*** Begin section ***

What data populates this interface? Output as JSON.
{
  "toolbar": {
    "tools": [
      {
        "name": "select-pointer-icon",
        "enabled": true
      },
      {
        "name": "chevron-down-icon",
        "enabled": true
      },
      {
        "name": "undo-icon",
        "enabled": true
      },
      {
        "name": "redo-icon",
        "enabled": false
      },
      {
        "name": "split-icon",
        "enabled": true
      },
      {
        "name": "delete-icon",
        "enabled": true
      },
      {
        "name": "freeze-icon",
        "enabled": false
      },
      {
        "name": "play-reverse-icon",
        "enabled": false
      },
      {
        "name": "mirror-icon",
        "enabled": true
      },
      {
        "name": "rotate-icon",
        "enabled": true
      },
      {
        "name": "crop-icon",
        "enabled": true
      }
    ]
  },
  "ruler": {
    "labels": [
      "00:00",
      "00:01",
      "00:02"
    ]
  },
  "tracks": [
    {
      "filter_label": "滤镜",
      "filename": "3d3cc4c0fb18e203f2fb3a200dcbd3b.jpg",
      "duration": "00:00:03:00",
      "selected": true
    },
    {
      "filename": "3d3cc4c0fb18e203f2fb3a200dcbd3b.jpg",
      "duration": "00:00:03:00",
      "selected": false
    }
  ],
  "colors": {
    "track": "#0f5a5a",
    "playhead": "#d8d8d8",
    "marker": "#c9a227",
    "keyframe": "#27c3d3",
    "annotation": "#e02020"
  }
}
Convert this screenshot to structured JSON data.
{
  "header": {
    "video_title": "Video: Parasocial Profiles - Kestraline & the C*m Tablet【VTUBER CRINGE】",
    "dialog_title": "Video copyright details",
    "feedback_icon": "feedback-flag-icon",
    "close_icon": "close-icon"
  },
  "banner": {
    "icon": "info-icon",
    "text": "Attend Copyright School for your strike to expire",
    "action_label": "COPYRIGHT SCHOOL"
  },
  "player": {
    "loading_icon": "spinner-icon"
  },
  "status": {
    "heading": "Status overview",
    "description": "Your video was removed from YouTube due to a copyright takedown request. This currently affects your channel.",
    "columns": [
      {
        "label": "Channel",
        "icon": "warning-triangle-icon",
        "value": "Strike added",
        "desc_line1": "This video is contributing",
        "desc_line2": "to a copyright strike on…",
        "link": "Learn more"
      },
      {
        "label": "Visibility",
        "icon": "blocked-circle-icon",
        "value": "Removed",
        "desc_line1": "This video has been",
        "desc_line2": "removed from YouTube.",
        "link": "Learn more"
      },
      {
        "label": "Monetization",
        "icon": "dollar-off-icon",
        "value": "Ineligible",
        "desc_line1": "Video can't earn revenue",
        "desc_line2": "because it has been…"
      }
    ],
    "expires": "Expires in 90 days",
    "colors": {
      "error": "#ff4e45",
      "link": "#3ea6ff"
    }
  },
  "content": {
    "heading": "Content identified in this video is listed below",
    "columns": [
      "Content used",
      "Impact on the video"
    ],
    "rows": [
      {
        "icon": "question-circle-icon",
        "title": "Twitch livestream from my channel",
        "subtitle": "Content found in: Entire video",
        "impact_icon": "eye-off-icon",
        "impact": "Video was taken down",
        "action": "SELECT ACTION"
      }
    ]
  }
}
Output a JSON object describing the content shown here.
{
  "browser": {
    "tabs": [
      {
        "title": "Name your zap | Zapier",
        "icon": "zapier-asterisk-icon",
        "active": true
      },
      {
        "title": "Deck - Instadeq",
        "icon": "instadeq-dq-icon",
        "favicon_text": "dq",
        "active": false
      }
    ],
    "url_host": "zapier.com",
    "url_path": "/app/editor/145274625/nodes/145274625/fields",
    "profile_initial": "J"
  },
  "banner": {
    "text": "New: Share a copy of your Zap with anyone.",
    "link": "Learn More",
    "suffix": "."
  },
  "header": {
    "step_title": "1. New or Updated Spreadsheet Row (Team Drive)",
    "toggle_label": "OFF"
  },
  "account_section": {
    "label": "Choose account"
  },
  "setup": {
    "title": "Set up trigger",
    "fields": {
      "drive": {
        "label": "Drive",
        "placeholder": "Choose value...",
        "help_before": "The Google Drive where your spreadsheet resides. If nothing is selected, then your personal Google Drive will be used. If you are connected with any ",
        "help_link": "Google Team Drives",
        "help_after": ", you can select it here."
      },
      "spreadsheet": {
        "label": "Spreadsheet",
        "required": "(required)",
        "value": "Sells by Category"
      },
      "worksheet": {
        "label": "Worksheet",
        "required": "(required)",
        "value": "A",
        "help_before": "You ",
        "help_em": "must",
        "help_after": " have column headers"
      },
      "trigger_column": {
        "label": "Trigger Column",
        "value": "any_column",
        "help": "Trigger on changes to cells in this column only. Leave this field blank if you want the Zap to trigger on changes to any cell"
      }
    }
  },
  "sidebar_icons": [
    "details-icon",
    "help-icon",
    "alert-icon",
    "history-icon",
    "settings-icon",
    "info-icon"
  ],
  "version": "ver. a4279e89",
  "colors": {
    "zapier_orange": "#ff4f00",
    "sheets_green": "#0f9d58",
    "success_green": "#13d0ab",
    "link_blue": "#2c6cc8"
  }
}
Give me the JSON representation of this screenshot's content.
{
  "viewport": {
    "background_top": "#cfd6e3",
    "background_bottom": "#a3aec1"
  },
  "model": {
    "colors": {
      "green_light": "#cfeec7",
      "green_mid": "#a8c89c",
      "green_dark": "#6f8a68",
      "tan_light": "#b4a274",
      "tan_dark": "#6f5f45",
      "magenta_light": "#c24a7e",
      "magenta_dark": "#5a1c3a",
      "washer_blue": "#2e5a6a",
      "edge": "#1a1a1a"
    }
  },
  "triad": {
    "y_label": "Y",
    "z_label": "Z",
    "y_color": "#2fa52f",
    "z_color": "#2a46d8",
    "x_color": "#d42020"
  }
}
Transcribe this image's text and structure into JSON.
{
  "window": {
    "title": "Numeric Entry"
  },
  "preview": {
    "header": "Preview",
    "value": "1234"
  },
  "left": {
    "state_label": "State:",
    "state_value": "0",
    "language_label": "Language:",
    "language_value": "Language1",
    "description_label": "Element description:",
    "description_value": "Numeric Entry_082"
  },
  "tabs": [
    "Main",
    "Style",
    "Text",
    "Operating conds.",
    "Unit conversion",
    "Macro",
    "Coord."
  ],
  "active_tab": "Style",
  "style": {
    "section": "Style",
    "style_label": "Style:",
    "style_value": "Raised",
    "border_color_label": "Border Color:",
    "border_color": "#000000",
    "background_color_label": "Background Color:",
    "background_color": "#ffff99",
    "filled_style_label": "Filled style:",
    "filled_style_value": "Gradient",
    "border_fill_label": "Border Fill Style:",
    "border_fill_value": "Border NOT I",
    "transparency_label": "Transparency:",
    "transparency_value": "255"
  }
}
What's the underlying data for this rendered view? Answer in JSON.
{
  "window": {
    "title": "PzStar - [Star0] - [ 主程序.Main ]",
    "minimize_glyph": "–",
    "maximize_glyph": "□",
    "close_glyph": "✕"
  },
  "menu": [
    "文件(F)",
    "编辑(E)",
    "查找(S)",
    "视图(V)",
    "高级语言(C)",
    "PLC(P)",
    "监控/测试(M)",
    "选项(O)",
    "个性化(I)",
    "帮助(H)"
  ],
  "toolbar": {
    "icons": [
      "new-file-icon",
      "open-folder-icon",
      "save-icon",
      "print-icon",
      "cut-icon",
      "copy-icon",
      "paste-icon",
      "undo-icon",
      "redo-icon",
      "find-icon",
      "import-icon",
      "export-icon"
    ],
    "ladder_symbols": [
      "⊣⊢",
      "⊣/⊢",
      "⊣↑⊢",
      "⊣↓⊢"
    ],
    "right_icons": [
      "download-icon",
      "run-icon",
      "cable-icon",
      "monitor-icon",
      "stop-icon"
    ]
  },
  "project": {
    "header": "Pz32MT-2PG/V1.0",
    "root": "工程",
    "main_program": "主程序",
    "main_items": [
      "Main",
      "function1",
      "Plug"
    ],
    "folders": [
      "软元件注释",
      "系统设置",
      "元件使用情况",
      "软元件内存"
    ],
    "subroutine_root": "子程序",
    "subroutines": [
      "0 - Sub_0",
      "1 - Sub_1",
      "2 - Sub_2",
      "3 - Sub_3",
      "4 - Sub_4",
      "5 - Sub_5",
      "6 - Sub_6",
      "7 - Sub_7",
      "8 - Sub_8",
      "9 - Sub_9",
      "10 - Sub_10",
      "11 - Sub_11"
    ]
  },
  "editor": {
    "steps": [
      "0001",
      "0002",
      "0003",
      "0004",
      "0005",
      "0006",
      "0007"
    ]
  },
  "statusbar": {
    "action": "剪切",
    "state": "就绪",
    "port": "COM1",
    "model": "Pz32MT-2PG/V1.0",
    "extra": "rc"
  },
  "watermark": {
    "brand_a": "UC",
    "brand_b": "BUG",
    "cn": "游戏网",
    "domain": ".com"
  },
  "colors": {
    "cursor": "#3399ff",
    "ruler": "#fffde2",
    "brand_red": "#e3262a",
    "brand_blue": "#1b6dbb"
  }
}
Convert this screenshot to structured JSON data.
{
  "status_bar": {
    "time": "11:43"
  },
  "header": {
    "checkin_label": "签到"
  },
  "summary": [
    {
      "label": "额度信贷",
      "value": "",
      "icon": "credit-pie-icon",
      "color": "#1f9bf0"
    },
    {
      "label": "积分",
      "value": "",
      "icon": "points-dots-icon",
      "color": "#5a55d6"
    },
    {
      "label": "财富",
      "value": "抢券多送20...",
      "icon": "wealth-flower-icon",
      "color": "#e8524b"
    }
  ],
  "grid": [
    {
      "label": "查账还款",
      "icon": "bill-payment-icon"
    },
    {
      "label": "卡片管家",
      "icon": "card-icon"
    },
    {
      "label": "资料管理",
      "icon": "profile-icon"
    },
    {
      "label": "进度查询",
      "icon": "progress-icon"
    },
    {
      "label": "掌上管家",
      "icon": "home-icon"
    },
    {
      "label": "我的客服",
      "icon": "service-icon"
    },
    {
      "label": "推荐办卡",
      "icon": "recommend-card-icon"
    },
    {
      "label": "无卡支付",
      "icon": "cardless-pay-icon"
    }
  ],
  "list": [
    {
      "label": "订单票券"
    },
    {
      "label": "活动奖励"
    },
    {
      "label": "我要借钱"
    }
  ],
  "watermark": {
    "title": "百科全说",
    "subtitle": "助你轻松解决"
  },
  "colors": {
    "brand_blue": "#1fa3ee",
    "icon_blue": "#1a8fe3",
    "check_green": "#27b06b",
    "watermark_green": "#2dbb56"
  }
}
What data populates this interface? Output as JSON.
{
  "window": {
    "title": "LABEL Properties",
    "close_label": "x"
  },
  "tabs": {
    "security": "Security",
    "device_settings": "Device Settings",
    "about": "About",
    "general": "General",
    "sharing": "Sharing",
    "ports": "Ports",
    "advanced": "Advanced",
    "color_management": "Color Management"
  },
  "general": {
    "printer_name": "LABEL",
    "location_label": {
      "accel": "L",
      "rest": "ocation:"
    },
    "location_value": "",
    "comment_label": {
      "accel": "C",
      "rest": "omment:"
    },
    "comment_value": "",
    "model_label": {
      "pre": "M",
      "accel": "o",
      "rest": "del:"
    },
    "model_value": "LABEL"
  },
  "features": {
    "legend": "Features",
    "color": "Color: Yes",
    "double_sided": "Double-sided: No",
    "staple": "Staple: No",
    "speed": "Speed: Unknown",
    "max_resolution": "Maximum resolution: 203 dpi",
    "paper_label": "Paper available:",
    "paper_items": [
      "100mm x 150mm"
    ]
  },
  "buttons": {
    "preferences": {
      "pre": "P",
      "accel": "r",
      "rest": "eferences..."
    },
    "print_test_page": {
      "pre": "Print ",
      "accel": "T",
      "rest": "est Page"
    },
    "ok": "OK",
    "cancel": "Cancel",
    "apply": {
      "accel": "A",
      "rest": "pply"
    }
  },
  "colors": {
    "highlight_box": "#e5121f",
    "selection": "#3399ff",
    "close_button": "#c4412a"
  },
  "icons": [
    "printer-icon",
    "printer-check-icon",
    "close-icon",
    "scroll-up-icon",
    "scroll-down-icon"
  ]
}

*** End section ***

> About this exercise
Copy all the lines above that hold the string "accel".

> Solution
      "accel": "L",
      "accel": "C",
      "accel": "o",
      "accel": "r",
      "accel": "T",
      "accel": "A",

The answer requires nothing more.